- [What you should do]: Using the data below, copy every line that contains the word "frame".

- [Provided records]:
○ ○ ○ ○ ○
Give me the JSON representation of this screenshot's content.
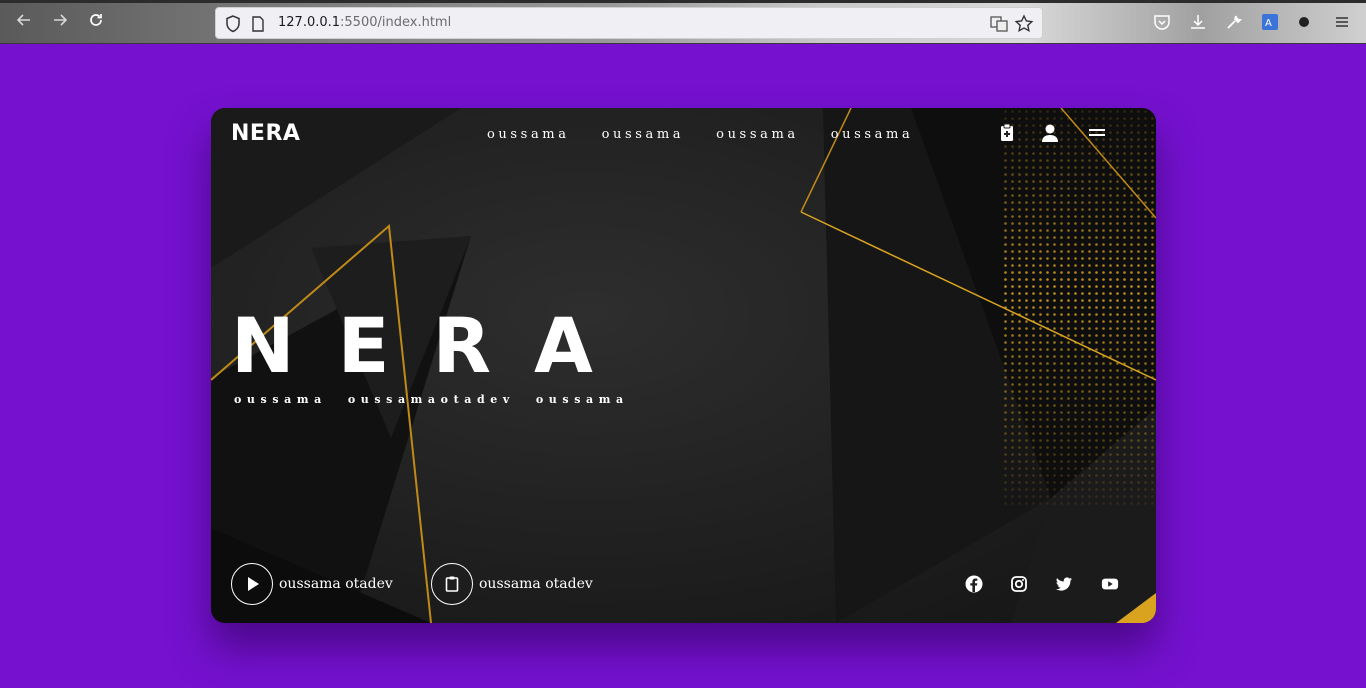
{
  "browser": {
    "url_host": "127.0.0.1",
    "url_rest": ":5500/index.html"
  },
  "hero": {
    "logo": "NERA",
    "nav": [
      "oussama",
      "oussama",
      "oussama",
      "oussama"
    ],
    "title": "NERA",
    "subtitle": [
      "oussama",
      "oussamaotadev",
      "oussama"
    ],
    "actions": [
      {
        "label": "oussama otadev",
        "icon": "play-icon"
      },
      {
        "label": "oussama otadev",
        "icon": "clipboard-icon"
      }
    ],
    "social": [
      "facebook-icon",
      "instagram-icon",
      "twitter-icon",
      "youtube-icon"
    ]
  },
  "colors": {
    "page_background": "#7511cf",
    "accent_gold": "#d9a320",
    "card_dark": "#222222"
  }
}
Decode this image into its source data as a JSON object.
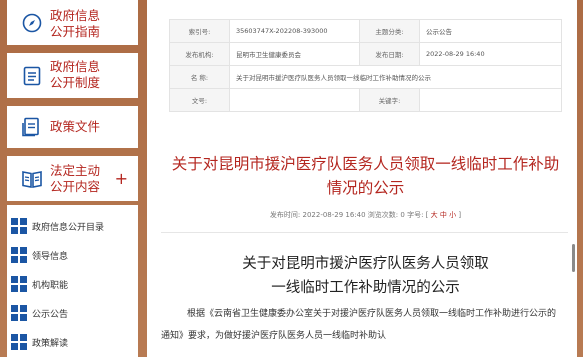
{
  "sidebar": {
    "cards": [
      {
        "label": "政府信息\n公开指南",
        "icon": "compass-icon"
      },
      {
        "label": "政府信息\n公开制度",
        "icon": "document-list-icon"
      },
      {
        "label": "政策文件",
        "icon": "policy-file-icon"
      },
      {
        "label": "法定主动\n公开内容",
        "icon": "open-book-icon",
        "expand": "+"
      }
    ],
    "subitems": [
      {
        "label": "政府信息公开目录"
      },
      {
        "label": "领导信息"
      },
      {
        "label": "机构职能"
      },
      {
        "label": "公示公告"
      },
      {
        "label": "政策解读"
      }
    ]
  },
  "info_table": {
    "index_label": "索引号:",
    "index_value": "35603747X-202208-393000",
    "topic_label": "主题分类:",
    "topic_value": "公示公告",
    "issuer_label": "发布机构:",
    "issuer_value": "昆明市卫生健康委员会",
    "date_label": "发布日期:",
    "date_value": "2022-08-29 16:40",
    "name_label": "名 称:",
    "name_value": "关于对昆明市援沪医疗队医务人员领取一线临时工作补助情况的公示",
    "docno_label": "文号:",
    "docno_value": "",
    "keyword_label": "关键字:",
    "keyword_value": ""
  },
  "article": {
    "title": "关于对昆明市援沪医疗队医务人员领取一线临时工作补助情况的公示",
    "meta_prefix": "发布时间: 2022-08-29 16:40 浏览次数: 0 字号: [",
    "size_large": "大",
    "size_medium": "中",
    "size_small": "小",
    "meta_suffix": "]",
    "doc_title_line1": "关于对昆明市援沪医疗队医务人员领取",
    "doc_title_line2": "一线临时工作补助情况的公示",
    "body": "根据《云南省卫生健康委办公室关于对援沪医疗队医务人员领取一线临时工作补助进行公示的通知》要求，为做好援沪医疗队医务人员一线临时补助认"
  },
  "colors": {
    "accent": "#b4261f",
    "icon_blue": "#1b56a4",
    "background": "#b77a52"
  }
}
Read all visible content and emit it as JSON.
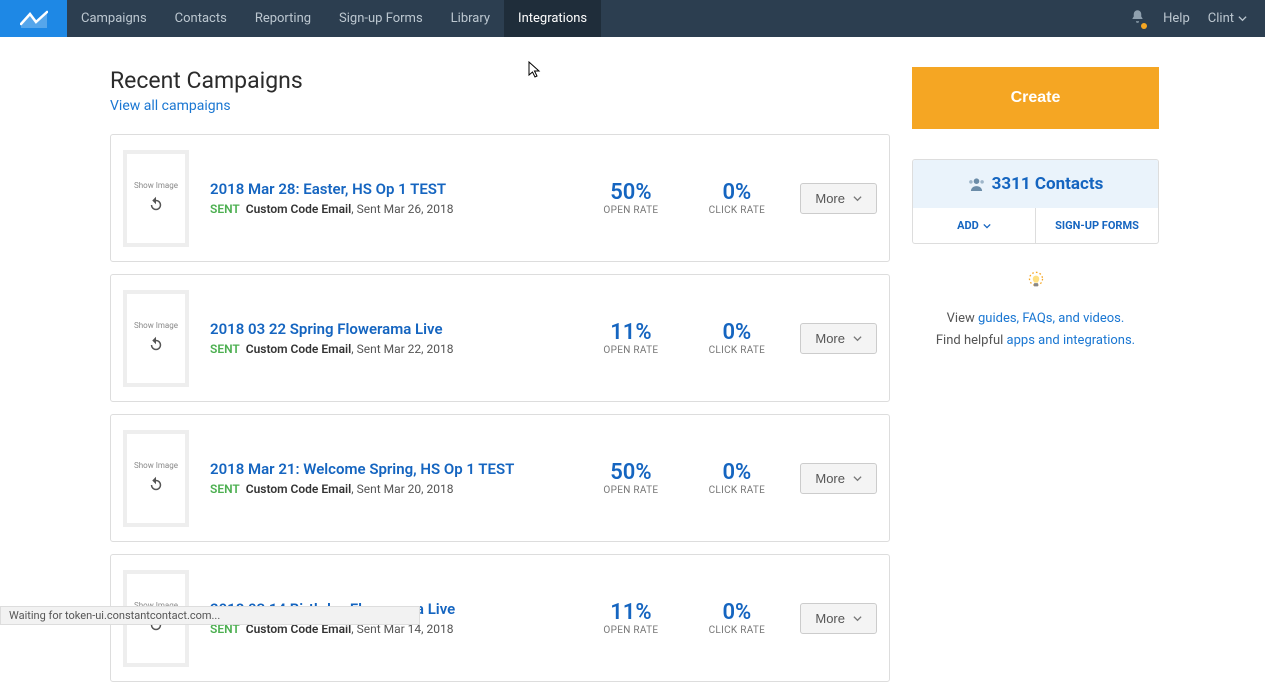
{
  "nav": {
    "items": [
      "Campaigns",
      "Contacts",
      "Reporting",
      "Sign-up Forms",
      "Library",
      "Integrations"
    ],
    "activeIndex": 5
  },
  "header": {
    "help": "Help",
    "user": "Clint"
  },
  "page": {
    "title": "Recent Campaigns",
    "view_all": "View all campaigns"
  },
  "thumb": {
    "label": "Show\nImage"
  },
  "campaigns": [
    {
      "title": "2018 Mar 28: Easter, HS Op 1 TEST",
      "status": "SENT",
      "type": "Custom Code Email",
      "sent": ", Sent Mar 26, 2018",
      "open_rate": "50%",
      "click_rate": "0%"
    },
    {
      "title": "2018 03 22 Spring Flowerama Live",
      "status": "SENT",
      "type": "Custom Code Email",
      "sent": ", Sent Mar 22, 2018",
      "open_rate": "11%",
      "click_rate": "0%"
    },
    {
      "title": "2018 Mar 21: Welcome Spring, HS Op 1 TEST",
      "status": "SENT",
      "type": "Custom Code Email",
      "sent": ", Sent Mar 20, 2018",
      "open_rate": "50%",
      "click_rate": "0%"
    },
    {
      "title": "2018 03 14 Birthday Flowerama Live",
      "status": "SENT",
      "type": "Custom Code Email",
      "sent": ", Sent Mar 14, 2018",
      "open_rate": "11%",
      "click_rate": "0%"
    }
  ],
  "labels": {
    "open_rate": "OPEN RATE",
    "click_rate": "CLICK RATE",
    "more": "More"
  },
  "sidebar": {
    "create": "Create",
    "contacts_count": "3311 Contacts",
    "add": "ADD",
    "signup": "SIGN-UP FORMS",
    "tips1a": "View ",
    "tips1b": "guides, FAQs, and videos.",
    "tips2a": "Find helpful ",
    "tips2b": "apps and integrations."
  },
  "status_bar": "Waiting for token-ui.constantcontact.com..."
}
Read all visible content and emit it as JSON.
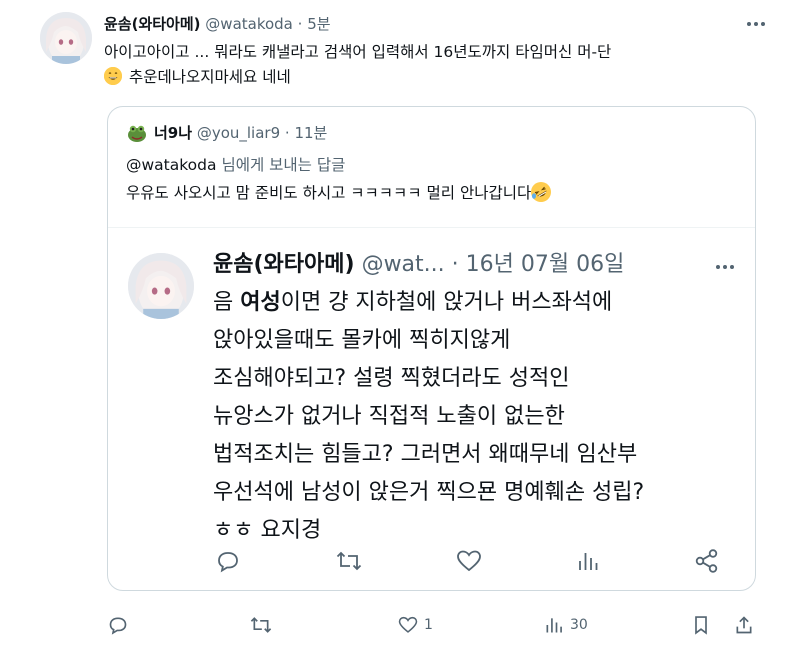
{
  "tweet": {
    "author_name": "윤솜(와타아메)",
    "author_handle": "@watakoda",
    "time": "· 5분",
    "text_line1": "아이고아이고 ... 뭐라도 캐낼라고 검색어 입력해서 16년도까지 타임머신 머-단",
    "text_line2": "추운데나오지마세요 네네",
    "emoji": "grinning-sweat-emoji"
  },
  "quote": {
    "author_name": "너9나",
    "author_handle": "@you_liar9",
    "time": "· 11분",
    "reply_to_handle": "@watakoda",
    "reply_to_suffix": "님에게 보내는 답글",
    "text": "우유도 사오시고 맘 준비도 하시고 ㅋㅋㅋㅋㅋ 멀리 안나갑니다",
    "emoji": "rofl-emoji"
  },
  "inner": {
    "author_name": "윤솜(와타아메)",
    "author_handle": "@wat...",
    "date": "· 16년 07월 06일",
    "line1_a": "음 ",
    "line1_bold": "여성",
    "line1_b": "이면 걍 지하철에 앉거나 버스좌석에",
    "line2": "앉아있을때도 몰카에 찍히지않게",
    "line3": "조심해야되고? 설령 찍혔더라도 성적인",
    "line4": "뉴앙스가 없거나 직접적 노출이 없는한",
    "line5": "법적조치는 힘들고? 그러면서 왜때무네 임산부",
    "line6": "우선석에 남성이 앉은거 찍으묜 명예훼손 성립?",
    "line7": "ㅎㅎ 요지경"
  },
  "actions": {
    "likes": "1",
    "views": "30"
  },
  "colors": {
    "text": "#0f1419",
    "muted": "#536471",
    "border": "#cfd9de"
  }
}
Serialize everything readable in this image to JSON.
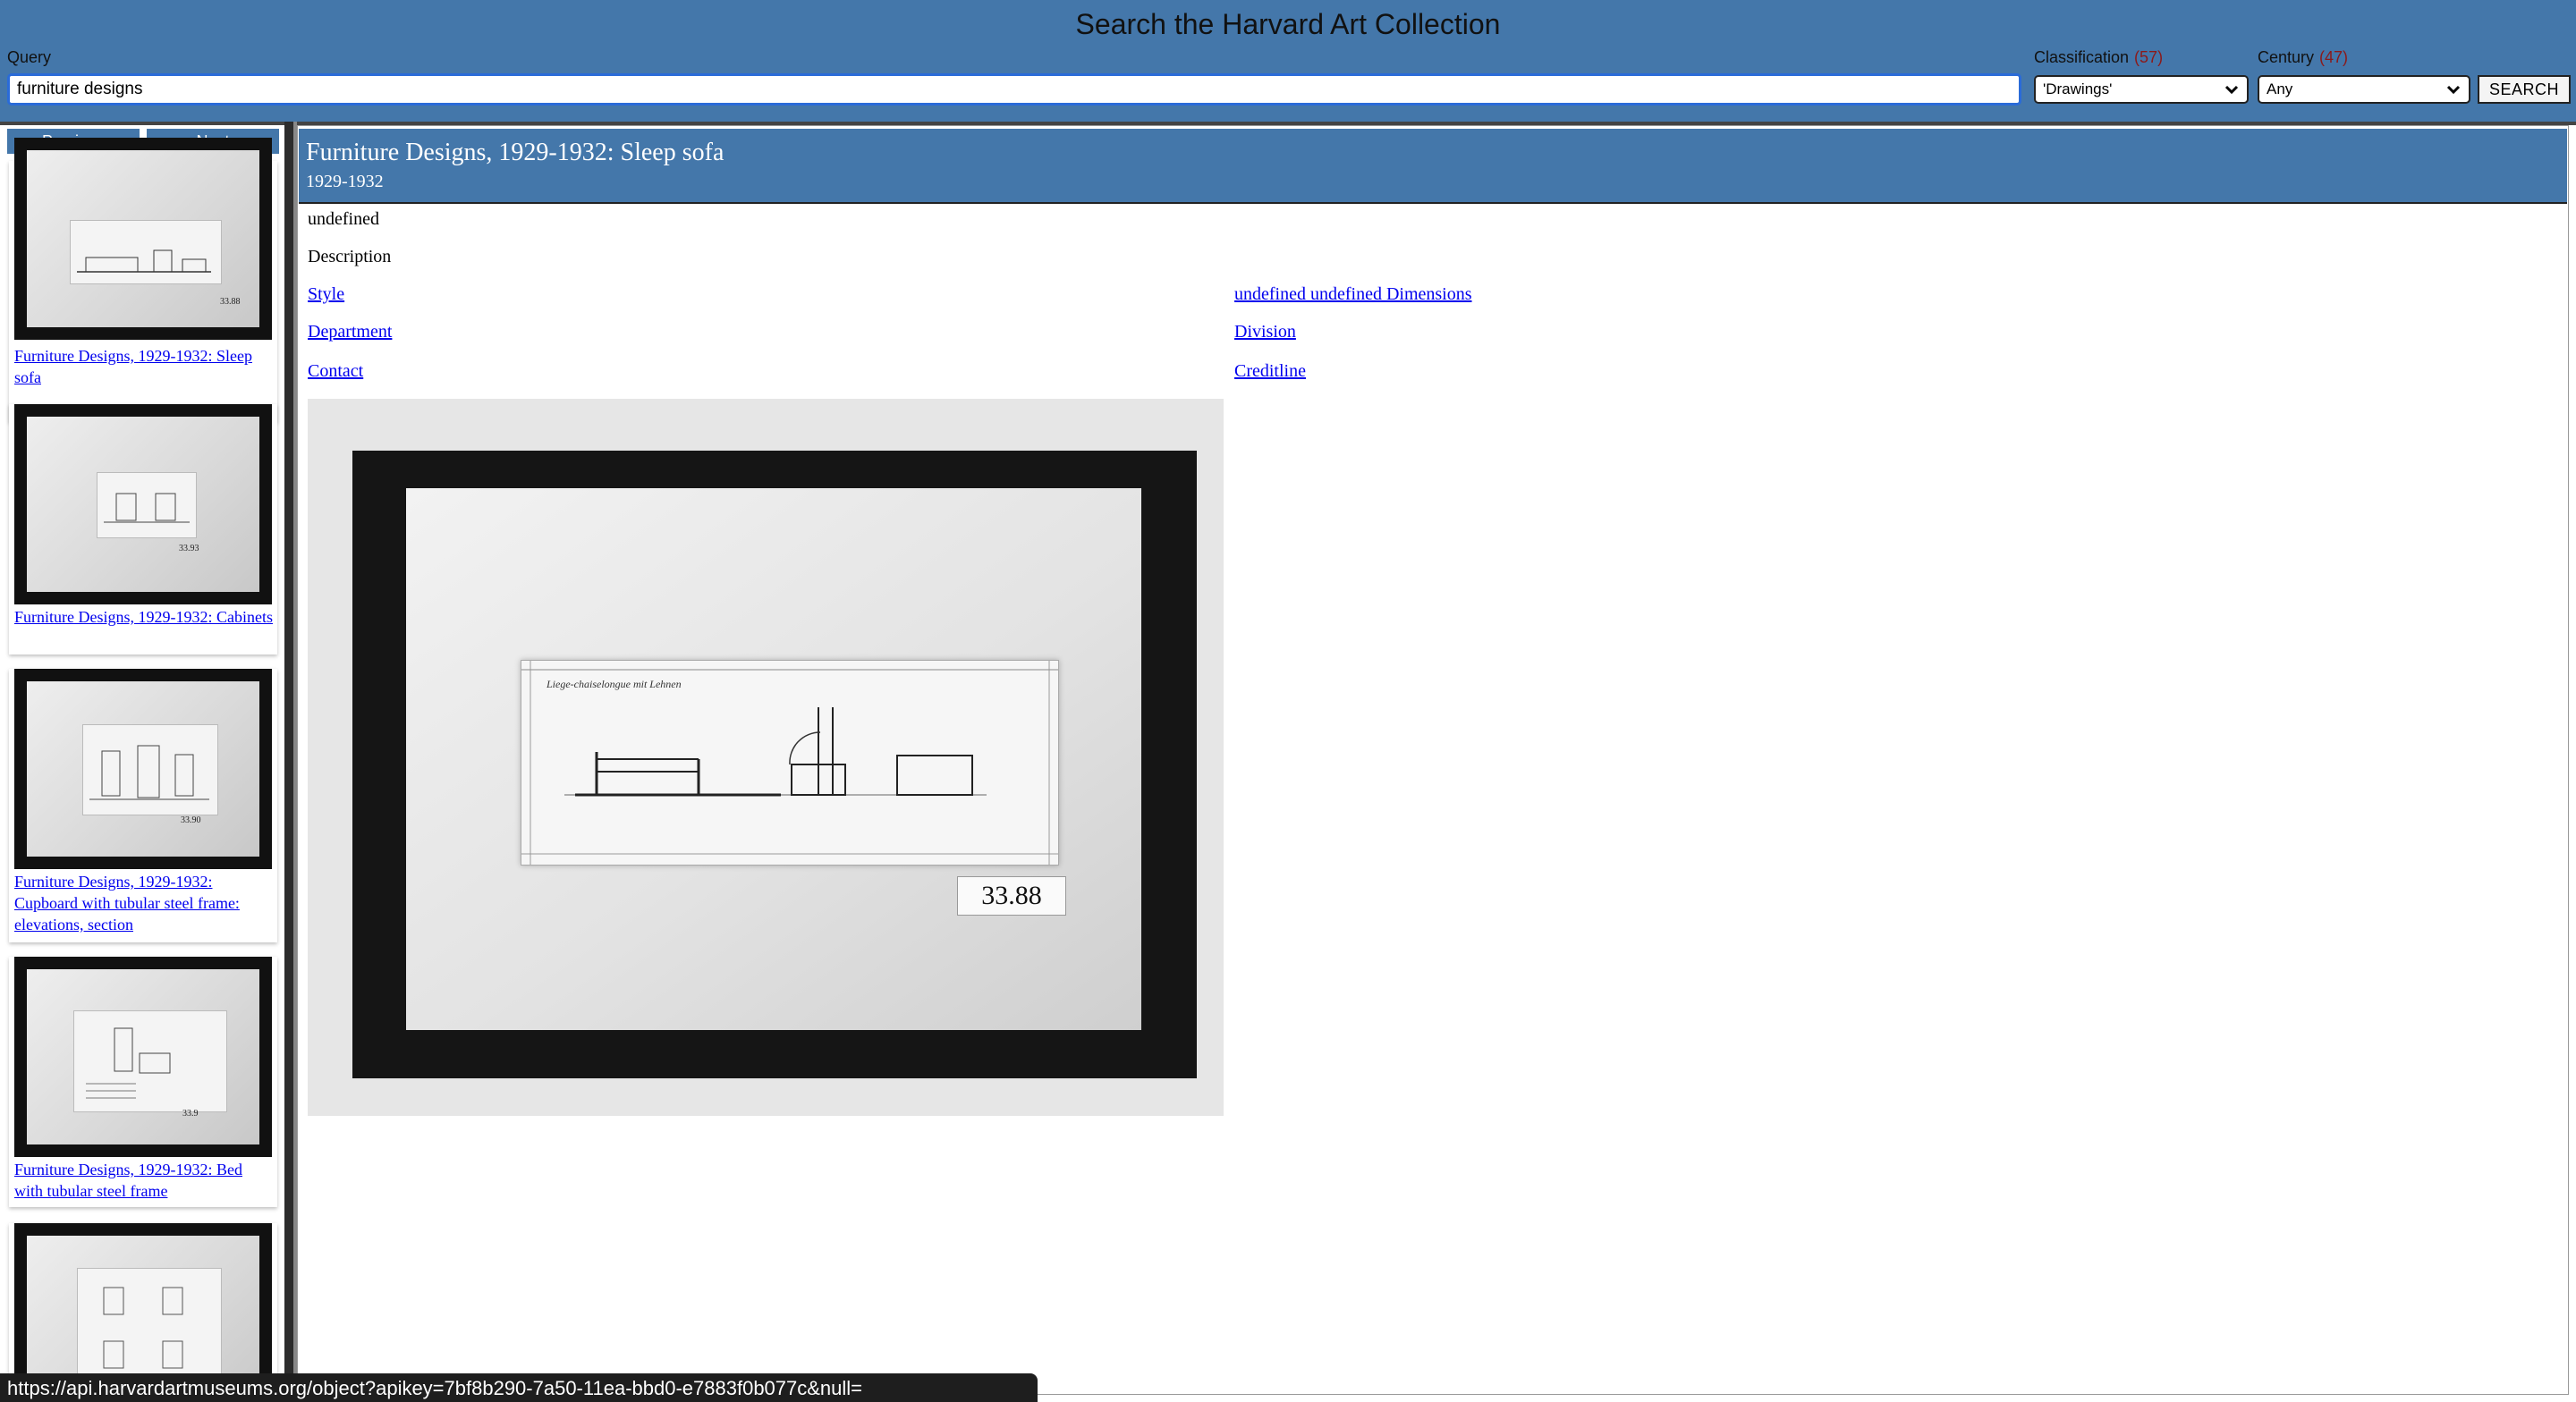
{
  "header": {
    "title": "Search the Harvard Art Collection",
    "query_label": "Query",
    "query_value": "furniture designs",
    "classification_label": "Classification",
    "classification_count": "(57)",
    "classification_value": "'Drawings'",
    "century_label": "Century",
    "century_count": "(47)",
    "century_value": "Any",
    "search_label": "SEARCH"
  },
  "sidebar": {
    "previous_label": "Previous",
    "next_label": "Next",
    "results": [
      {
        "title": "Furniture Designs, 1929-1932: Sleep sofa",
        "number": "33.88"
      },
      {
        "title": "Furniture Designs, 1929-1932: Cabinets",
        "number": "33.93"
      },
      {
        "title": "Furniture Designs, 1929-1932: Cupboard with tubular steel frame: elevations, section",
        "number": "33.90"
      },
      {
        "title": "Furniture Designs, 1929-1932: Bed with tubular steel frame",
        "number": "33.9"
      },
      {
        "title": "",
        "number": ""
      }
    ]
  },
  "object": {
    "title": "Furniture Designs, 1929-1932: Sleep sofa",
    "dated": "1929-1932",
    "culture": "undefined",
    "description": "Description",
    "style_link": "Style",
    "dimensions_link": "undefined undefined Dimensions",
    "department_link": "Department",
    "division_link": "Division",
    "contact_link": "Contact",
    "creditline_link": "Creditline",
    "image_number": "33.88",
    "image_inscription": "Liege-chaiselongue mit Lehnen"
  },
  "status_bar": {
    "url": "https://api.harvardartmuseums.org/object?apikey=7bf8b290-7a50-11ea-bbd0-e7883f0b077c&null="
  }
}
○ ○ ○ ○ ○
- [Task result]:
        "title": "Furniture Designs, 1929-1932: Cupboard with tubular steel frame: elevations, section",
        "title": "Furniture Designs, 1929-1932: Bed with tubular steel frame",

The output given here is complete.